> [Task requirements]
Keep every line of the data below that has the string "true" and present those lines.
[Start of Attachment]
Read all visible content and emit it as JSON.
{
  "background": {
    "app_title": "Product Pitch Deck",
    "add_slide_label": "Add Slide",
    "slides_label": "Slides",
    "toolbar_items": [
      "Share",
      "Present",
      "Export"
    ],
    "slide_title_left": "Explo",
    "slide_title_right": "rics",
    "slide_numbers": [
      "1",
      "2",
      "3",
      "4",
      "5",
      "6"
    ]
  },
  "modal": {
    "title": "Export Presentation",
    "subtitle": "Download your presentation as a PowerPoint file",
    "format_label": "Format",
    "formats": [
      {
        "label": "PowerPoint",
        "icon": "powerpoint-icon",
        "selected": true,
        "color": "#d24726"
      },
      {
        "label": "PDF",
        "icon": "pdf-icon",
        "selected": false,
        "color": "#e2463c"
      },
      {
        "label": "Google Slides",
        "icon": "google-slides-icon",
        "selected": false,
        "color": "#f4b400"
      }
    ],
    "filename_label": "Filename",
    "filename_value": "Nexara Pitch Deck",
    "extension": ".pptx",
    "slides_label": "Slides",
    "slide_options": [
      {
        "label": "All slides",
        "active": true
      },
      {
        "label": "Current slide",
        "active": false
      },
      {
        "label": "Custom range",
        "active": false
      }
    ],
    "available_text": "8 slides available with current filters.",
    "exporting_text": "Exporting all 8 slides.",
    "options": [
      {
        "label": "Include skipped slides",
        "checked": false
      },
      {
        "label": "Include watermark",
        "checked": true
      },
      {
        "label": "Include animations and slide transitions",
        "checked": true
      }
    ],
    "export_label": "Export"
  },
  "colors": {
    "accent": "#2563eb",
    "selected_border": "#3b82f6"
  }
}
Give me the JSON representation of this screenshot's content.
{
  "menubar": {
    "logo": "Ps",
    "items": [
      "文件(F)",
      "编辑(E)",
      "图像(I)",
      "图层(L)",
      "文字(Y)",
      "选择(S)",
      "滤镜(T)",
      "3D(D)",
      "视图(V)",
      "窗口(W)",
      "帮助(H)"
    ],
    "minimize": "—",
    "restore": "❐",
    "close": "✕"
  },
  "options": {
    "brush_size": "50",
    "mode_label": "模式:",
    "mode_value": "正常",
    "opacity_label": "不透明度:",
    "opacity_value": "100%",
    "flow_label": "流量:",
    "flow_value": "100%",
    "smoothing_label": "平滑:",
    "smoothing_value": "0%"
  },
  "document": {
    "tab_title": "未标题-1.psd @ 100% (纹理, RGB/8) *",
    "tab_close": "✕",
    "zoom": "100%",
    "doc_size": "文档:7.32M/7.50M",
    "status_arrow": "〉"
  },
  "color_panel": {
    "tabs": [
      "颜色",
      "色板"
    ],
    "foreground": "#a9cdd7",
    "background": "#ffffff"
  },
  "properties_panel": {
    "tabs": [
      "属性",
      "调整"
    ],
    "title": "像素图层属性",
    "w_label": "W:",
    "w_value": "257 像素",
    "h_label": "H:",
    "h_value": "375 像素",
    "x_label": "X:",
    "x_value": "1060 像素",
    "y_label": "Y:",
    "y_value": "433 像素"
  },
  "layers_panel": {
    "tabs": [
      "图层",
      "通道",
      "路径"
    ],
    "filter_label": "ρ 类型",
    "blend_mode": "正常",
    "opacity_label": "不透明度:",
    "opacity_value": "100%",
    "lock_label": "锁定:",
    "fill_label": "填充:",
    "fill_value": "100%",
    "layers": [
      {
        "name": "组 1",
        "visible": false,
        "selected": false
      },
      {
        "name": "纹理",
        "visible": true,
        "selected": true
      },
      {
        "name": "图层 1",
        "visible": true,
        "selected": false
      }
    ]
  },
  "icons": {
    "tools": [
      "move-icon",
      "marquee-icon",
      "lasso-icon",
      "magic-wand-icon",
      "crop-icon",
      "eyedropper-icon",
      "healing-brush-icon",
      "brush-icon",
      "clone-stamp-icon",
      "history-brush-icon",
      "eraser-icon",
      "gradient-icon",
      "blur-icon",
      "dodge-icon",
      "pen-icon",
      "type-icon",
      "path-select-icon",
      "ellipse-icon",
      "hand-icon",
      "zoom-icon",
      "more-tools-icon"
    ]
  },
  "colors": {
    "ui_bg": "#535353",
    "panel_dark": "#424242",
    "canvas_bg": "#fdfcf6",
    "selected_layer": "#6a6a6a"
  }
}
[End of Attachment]
> [Result for this task]
        "selected": true,
        "active": true
        "checked": true
        "checked": true
        "visible": true,
        "selected": true
        "visible": true,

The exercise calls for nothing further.